Lawmakers Stress Concern Over Funding Levels For Beach Replenishment In Administrations' Budget

Lawmakers Stress Concern Over Funding Levels For Beach Replenishment In Administrations' Budget

Washington - U.S. Sen. Robert Menendez and U.S. Rep. Frank Pallone, Jr. applauded the administration's policy change to allow beach replenishment projects to compete for funding in the budget. However, they expressed concern that the administration's Fiscal Year 2010 budget only allocated $45 million for beach replenishment projects nationwide, an amount the Army Corps of Engineers' could use for New Jersey projects alone.

The Office of Management and Budget (OMB) has established strict guidelines for funding beach replenishment projects, which effectively eliminate most of the ongoing beach replenishment projects around the country, including in New Jersey.

"The policy change reflected in the President's budget does not go far enough to ensure that we get the dollars we need for shore protection," Pallone said. "By applying arbitrary budget criteria, OMB is allowing projects, like those in New Jersey that have been prioritized by the Army Corps, to go unfunded."

"Preserving the Jersey Shore is essential to protect our economy, to save families' property and to defend our state against dangers of global warming," Menendez said. "Working toward these goals is important for an economic recovery and long-term economic security for our families. This level of beach replenishment funds is concerning, and we will work in Congress to secure the necessary investment in our Shore communities."

The New Jersey lawmakers have been fighting to secure funding for these crucial projects since OMB made the decision to exclude shovel-ready beach replenishment projects from receiving funds through the American Recovery and Reinvestment Act.

"Beach replenishment projects spur economic growth by creating jobs and promoting tourism in coastal communities," Pallone said. "The projects are also important for protecting communities from weather disasters and rising sea levels. We should leave it up to the experts at the Army Corps to decide which projects are the most important, instead of allowing arbitrary OMB criteria decide for us."

The lawmakers plan to meet with OMB in the upcoming weeks to try and change this policy for the future. For now, they will concentrate on the appropriations process, which makes all funding decisions.

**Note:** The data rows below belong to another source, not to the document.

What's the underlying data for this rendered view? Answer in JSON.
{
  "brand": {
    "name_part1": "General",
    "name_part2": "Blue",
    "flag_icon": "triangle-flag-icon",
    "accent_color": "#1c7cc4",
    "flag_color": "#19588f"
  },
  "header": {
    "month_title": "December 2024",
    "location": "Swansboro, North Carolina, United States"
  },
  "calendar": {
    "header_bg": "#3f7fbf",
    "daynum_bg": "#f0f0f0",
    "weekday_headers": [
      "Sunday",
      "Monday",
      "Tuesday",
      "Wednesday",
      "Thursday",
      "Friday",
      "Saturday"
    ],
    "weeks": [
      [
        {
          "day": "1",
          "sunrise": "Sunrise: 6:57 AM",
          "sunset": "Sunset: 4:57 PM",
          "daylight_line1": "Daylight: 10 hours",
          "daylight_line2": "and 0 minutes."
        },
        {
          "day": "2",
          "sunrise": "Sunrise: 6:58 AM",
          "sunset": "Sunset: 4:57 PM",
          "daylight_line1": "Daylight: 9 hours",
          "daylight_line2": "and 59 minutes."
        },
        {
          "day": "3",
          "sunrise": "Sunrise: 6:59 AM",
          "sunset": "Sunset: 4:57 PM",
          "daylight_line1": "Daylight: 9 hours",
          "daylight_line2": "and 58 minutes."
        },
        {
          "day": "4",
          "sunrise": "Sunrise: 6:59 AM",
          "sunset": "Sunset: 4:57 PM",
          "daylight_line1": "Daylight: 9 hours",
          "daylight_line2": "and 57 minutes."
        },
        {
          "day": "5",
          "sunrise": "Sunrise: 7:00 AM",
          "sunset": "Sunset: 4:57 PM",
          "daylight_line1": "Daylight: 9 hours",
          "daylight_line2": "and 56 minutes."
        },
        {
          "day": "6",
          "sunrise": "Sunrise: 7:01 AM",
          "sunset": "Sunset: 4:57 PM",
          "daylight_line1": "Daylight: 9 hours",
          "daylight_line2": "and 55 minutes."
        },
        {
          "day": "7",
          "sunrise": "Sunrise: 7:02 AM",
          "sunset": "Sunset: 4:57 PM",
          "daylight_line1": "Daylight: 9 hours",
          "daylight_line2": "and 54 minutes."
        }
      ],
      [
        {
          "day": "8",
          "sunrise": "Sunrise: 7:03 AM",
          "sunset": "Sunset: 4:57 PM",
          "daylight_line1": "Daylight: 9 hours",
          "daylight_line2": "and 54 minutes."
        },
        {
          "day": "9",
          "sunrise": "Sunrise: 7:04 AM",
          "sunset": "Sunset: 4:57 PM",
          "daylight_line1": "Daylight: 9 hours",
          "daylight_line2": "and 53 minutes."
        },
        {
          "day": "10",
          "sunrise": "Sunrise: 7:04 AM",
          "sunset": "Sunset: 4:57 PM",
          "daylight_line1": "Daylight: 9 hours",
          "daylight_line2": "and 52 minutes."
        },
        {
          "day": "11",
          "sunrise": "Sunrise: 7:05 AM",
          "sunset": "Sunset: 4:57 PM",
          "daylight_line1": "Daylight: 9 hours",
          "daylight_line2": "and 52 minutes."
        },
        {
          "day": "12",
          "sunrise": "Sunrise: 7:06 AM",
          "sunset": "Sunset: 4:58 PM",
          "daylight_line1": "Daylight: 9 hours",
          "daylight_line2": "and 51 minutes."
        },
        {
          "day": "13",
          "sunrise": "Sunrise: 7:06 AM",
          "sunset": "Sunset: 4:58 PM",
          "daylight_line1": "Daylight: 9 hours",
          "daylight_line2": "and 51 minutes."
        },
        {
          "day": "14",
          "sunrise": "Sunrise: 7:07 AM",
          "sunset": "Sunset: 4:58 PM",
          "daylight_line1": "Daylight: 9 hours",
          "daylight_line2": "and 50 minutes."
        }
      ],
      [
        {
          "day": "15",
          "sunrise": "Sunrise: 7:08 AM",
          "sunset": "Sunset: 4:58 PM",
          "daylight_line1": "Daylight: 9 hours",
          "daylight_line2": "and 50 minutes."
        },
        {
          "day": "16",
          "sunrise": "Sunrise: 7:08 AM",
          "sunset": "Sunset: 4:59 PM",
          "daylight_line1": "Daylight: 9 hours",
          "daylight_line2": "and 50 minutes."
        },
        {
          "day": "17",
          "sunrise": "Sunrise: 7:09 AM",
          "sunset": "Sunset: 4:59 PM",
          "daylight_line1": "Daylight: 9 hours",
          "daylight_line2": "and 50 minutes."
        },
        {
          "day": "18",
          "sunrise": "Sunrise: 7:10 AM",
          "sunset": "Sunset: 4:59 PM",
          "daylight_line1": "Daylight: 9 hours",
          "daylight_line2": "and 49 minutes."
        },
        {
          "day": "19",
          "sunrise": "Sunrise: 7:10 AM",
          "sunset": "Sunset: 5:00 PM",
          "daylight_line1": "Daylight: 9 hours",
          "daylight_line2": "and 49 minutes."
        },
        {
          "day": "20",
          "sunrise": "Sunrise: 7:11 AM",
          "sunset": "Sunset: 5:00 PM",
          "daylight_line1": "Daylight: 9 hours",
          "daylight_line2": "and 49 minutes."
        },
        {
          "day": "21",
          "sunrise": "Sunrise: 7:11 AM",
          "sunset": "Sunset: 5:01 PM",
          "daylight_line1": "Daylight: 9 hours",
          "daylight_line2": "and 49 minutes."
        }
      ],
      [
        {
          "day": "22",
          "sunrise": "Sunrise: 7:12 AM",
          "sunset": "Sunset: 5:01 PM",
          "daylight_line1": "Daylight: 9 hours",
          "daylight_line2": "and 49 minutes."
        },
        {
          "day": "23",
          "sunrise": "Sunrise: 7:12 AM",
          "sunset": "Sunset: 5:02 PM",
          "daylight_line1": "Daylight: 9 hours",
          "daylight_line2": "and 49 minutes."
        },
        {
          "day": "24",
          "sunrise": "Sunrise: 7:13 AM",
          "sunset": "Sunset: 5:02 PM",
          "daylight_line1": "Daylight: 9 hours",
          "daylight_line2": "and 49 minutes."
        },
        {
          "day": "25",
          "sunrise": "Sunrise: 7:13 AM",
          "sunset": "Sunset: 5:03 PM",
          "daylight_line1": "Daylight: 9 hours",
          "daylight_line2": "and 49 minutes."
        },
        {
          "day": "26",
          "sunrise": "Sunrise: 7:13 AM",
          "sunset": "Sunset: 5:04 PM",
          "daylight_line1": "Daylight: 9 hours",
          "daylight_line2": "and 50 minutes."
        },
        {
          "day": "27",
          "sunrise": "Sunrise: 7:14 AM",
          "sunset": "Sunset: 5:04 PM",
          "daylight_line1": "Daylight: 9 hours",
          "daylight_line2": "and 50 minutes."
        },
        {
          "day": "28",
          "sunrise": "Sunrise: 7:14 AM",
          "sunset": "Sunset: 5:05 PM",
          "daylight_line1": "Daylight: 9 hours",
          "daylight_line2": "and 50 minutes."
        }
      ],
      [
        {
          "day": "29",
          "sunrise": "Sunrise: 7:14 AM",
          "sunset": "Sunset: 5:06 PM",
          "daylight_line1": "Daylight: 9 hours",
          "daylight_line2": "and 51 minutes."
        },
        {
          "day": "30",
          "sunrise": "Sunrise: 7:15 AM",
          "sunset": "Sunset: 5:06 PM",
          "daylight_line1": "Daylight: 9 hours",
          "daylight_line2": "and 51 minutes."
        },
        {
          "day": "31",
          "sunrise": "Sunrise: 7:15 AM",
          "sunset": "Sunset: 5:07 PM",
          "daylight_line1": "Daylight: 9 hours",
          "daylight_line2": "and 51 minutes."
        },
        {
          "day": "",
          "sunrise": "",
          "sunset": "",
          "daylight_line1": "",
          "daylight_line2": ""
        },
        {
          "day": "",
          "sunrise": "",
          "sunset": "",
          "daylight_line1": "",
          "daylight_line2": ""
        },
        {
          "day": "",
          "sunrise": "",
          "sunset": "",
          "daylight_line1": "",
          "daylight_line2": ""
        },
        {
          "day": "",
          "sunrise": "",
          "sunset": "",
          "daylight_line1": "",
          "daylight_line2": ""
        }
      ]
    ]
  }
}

"Once again, it looks like we will have to fight in Congress to fund beach replenishment in our district based on the Army Corps' priorities," Pallone said. "This will likely mean fewer dollars, but it is the best we can do for the next fiscal year."